§ **WHAT YOU SHOULD DO**
Scan the records below. List lines holding "predicciones".

Website and app data records

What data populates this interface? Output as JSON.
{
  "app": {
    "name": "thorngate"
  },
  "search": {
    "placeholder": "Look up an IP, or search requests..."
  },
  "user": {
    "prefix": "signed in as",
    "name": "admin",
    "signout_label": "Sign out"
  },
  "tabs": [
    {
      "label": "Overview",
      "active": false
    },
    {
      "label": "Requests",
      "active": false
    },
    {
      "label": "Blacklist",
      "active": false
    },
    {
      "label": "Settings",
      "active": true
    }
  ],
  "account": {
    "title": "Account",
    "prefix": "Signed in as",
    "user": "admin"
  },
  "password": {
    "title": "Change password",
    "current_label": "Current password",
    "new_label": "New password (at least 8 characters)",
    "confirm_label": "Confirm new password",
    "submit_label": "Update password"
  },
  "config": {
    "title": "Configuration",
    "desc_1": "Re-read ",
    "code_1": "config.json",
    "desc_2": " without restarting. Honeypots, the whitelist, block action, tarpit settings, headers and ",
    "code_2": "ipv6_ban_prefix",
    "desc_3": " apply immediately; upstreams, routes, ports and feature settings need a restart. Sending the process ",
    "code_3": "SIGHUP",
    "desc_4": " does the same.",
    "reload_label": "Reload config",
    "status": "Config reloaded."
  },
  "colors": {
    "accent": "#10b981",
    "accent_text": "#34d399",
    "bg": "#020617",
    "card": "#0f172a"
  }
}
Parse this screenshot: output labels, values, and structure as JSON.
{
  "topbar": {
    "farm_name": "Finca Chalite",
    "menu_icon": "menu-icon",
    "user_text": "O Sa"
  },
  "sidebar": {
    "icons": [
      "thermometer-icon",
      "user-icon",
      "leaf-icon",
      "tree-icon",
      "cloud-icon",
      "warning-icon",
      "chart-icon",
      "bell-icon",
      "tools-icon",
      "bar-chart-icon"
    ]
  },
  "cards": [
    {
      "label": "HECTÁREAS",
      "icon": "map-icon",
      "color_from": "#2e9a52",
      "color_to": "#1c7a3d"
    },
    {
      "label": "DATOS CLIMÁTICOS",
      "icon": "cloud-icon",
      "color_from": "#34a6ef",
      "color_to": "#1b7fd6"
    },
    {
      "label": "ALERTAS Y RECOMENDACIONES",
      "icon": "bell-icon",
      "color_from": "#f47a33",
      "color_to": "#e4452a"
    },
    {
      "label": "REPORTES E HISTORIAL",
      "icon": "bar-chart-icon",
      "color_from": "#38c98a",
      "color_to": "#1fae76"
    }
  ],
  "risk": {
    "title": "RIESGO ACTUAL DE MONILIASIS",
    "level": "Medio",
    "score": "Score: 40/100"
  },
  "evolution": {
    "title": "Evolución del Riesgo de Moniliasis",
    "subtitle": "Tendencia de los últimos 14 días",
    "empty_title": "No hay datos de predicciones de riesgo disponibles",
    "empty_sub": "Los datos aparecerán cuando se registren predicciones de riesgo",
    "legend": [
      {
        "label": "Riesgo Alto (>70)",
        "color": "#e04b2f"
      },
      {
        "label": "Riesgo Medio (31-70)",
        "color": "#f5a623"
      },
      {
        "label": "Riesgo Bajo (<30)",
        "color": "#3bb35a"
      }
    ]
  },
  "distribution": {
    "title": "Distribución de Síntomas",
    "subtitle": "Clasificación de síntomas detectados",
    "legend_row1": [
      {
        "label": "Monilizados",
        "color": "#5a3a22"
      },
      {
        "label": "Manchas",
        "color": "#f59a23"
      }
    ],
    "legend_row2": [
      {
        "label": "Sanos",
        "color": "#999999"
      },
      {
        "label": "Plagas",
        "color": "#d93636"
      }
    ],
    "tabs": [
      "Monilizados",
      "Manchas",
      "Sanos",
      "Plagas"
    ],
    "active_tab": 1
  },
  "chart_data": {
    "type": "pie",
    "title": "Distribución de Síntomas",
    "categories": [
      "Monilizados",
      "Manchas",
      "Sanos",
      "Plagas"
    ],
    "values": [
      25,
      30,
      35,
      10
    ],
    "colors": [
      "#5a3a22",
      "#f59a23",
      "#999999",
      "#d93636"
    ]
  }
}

§ **WRITTEN ANSWER**
    "empty_title": "No hay datos de predicciones de riesgo disponibles",
    "empty_sub": "Los datos aparecerán cuando se registren predicciones de riesgo",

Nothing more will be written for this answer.